• THE PROBLEM:
Set down the records that follow exactly and completely.
++++ PROVIDED DATA
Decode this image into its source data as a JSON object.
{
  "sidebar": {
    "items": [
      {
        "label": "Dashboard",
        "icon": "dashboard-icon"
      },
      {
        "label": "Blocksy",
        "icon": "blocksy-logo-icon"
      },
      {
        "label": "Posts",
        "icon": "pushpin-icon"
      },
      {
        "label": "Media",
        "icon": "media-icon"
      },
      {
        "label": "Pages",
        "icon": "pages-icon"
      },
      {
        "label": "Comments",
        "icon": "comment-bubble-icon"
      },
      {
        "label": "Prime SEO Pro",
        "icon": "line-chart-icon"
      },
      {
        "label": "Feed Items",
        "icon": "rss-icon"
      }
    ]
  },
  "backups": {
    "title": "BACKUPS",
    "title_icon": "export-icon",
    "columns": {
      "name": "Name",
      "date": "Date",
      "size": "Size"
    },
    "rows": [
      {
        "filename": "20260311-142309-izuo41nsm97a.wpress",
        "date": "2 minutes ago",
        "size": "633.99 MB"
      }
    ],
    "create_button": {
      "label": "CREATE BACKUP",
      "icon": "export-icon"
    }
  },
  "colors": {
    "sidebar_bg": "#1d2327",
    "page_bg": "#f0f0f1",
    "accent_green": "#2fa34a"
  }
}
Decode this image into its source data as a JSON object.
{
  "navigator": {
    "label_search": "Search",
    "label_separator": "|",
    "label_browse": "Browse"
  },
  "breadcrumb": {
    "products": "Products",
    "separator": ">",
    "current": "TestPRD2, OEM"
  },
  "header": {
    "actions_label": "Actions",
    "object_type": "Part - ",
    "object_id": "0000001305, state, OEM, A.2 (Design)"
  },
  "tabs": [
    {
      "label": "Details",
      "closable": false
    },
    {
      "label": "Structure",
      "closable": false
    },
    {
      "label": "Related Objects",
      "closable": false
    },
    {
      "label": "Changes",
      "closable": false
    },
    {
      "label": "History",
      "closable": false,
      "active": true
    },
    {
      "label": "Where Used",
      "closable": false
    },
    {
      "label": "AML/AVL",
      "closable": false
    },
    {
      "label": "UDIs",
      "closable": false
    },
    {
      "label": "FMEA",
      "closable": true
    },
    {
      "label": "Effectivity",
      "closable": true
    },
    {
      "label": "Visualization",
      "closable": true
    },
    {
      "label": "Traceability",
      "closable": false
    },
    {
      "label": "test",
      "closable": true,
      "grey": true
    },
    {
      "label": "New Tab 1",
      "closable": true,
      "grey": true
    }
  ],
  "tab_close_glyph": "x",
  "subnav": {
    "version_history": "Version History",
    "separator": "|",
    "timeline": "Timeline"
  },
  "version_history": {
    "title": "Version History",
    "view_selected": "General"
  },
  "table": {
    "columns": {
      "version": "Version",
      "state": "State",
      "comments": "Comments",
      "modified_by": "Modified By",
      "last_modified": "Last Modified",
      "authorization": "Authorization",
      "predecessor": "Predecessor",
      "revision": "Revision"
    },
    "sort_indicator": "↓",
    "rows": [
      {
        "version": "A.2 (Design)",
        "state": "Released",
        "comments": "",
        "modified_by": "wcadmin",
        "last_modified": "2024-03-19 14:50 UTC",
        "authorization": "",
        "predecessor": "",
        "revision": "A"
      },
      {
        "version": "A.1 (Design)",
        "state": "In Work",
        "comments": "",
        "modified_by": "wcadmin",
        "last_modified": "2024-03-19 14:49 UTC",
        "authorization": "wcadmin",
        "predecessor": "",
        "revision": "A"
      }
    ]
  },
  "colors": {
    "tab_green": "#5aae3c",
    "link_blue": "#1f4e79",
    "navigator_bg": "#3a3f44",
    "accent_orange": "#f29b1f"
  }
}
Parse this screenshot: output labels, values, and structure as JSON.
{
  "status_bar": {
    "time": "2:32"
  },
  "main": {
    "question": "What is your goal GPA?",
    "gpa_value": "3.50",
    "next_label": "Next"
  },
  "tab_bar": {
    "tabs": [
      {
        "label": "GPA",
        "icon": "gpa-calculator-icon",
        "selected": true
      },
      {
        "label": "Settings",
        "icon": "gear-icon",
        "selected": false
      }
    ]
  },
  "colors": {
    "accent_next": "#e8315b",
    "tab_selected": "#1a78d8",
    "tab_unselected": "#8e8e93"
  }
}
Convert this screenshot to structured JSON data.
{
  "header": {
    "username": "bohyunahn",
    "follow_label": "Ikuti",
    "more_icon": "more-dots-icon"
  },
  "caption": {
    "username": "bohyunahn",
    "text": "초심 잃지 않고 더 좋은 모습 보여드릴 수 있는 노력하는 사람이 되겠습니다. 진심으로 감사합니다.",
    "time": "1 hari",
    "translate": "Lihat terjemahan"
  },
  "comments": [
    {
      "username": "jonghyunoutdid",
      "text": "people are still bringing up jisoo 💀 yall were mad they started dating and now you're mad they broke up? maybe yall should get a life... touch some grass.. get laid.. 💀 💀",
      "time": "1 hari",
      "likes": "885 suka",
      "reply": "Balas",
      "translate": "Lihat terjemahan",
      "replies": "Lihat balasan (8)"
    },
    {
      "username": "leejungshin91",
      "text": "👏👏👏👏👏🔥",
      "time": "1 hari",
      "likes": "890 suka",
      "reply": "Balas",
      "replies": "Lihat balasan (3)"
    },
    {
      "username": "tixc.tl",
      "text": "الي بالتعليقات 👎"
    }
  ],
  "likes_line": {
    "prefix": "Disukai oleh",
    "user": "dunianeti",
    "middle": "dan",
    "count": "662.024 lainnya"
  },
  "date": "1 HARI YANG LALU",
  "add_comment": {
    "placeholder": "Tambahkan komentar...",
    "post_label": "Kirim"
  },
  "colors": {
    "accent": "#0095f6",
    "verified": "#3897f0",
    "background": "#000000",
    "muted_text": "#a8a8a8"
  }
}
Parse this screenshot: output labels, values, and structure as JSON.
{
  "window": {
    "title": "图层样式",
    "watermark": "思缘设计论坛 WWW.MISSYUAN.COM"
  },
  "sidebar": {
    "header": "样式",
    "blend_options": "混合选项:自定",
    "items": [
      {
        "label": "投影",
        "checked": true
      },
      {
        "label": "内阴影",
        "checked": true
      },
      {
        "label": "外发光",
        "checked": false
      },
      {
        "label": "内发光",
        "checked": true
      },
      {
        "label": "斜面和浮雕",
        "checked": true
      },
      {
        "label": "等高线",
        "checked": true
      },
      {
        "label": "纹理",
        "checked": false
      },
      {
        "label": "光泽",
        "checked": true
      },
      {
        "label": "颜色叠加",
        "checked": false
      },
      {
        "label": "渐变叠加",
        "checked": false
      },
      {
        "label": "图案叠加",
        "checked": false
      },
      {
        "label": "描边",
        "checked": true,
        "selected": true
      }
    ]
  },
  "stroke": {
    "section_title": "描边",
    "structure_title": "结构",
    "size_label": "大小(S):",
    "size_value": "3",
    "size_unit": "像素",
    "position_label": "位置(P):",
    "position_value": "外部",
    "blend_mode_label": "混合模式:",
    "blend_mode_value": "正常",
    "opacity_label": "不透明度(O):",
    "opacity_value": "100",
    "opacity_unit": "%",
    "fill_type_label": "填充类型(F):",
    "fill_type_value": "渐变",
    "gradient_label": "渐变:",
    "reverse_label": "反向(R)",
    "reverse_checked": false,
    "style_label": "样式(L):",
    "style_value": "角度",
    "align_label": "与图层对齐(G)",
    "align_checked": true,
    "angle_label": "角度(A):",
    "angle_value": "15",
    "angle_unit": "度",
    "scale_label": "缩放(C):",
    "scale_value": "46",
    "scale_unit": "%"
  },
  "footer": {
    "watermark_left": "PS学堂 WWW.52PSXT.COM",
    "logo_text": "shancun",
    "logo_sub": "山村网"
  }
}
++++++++
• WRITTEN SOLUTION:
Decode this image into its source data as a JSON object.
{
  "sidebar": {
    "items": [
      {
        "label": "Dashboard",
        "icon": "dashboard-icon"
      },
      {
        "label": "Blocksy",
        "icon": "blocksy-logo-icon"
      },
      {
        "label": "Posts",
        "icon": "pushpin-icon"
      },
      {
        "label": "Media",
        "icon": "media-icon"
      },
      {
        "label": "Pages",
        "icon": "pages-icon"
      },
      {
        "label": "Comments",
        "icon": "comment-bubble-icon"
      },
      {
        "label": "Prime SEO Pro",
        "icon": "line-chart-icon"
      },
      {
        "label": "Feed Items",
        "icon": "rss-icon"
      }
    ]
  },
  "backups": {
    "title": "BACKUPS",
    "title_icon": "export-icon",
    "columns": {
      "name": "Name",
      "date": "Date",
      "size": "Size"
    },
    "rows": [
      {
        "filename": "20260311-142309-izuo41nsm97a.wpress",
        "date": "2 minutes ago",
        "size": "633.99 MB"
      }
    ],
    "create_button": {
      "label": "CREATE BACKUP",
      "icon": "export-icon"
    }
  },
  "colors": {
    "sidebar_bg": "#1d2327",
    "page_bg": "#f0f0f1",
    "accent_green": "#2fa34a"
  }
}
Decode this image into its source data as a JSON object.
{
  "navigator": {
    "label_search": "Search",
    "label_separator": "|",
    "label_browse": "Browse"
  },
  "breadcrumb": {
    "products": "Products",
    "separator": ">",
    "current": "TestPRD2, OEM"
  },
  "header": {
    "actions_label": "Actions",
    "object_type": "Part - ",
    "object_id": "0000001305, state, OEM, A.2 (Design)"
  },
  "tabs": [
    {
      "label": "Details",
      "closable": false
    },
    {
      "label": "Structure",
      "closable": false
    },
    {
      "label": "Related Objects",
      "closable": false
    },
    {
      "label": "Changes",
      "closable": false
    },
    {
      "label": "History",
      "closable": false,
      "active": true
    },
    {
      "label": "Where Used",
      "closable": false
    },
    {
      "label": "AML/AVL",
      "closable": false
    },
    {
      "label": "UDIs",
      "closable": false
    },
    {
      "label": "FMEA",
      "closable": true
    },
    {
      "label": "Effectivity",
      "closable": true
    },
    {
      "label": "Visualization",
      "closable": true
    },
    {
      "label": "Traceability",
      "closable": false
    },
    {
      "label": "test",
      "closable": true,
      "grey": true
    },
    {
      "label": "New Tab 1",
      "closable": true,
      "grey": true
    }
  ],
  "tab_close_glyph": "x",
  "subnav": {
    "version_history": "Version History",
    "separator": "|",
    "timeline": "Timeline"
  },
  "version_history": {
    "title": "Version History",
    "view_selected": "General"
  },
  "table": {
    "columns": {
      "version": "Version",
      "state": "State",
      "comments": "Comments",
      "modified_by": "Modified By",
      "last_modified": "Last Modified",
      "authorization": "Authorization",
      "predecessor": "Predecessor",
      "revision": "Revision"
    },
    "sort_indicator": "↓",
    "rows": [
      {
        "version": "A.2 (Design)",
        "state": "Released",
        "comments": "",
        "modified_by": "wcadmin",
        "last_modified": "2024-03-19 14:50 UTC",
        "authorization": "",
        "predecessor": "",
        "revision": "A"
      },
      {
        "version": "A.1 (Design)",
        "state": "In Work",
        "comments": "",
        "modified_by": "wcadmin",
        "last_modified": "2024-03-19 14:49 UTC",
        "authorization": "wcadmin",
        "predecessor": "",
        "revision": "A"
      }
    ]
  },
  "colors": {
    "tab_green": "#5aae3c",
    "link_blue": "#1f4e79",
    "navigator_bg": "#3a3f44",
    "accent_orange": "#f29b1f"
  }
}
Parse this screenshot: output labels, values, and structure as JSON.
{
  "status_bar": {
    "time": "2:32"
  },
  "main": {
    "question": "What is your goal GPA?",
    "gpa_value": "3.50",
    "next_label": "Next"
  },
  "tab_bar": {
    "tabs": [
      {
        "label": "GPA",
        "icon": "gpa-calculator-icon",
        "selected": true
      },
      {
        "label": "Settings",
        "icon": "gear-icon",
        "selected": false
      }
    ]
  },
  "colors": {
    "accent_next": "#e8315b",
    "tab_selected": "#1a78d8",
    "tab_unselected": "#8e8e93"
  }
}
Convert this screenshot to structured JSON data.
{
  "header": {
    "username": "bohyunahn",
    "follow_label": "Ikuti",
    "more_icon": "more-dots-icon"
  },
  "caption": {
    "username": "bohyunahn",
    "text": "초심 잃지 않고 더 좋은 모습 보여드릴 수 있는 노력하는 사람이 되겠습니다. 진심으로 감사합니다.",
    "time": "1 hari",
    "translate": "Lihat terjemahan"
  },
  "comments": [
    {
      "username": "jonghyunoutdid",
      "text": "people are still bringing up jisoo 💀 yall were mad they started dating and now you're mad they broke up? maybe yall should get a life... touch some grass.. get laid.. 💀 💀",
      "time": "1 hari",
      "likes": "885 suka",
      "reply": "Balas",
      "translate": "Lihat terjemahan",
      "replies": "Lihat balasan (8)"
    },
    {
      "username": "leejungshin91",
      "text": "👏👏👏👏👏🔥",
      "time": "1 hari",
      "likes": "890 suka",
      "reply": "Balas",
      "replies": "Lihat balasan (3)"
    },
    {
      "username": "tixc.tl",
      "text": "الي بالتعليقات 👎"
    }
  ],
  "likes_line": {
    "prefix": "Disukai oleh",
    "user": "dunianeti",
    "middle": "dan",
    "count": "662.024 lainnya"
  },
  "date": "1 HARI YANG LALU",
  "add_comment": {
    "placeholder": "Tambahkan komentar...",
    "post_label": "Kirim"
  },
  "colors": {
    "accent": "#0095f6",
    "verified": "#3897f0",
    "background": "#000000",
    "muted_text": "#a8a8a8"
  }
}
Parse this screenshot: output labels, values, and structure as JSON.
{
  "window": {
    "title": "图层样式",
    "watermark": "思缘设计论坛 WWW.MISSYUAN.COM"
  },
  "sidebar": {
    "header": "样式",
    "blend_options": "混合选项:自定",
    "items": [
      {
        "label": "投影",
        "checked": true
      },
      {
        "label": "内阴影",
        "checked": true
      },
      {
        "label": "外发光",
        "checked": false
      },
      {
        "label": "内发光",
        "checked": true
      },
      {
        "label": "斜面和浮雕",
        "checked": true
      },
      {
        "label": "等高线",
        "checked": true
      },
      {
        "label": "纹理",
        "checked": false
      },
      {
        "label": "光泽",
        "checked": true
      },
      {
        "label": "颜色叠加",
        "checked": false
      },
      {
        "label": "渐变叠加",
        "checked": false
      },
      {
        "label": "图案叠加",
        "checked": false
      },
      {
        "label": "描边",
        "checked": true,
        "selected": true
      }
    ]
  },
  "stroke": {
    "section_title": "描边",
    "structure_title": "结构",
    "size_label": "大小(S):",
    "size_value": "3",
    "size_unit": "像素",
    "position_label": "位置(P):",
    "position_value": "外部",
    "blend_mode_label": "混合模式:",
    "blend_mode_value": "正常",
    "opacity_label": "不透明度(O):",
    "opacity_value": "100",
    "opacity_unit": "%",
    "fill_type_label": "填充类型(F):",
    "fill_type_value": "渐变",
    "gradient_label": "渐变:",
    "reverse_label": "反向(R)",
    "reverse_checked": false,
    "style_label": "样式(L):",
    "style_value": "角度",
    "align_label": "与图层对齐(G)",
    "align_checked": true,
    "angle_label": "角度(A):",
    "angle_value": "15",
    "angle_unit": "度",
    "scale_label": "缩放(C):",
    "scale_value": "46",
    "scale_unit": "%"
  },
  "footer": {
    "watermark_left": "PS学堂 WWW.52PSXT.COM",
    "logo_text": "shancun",
    "logo_sub": "山村网"
  }
}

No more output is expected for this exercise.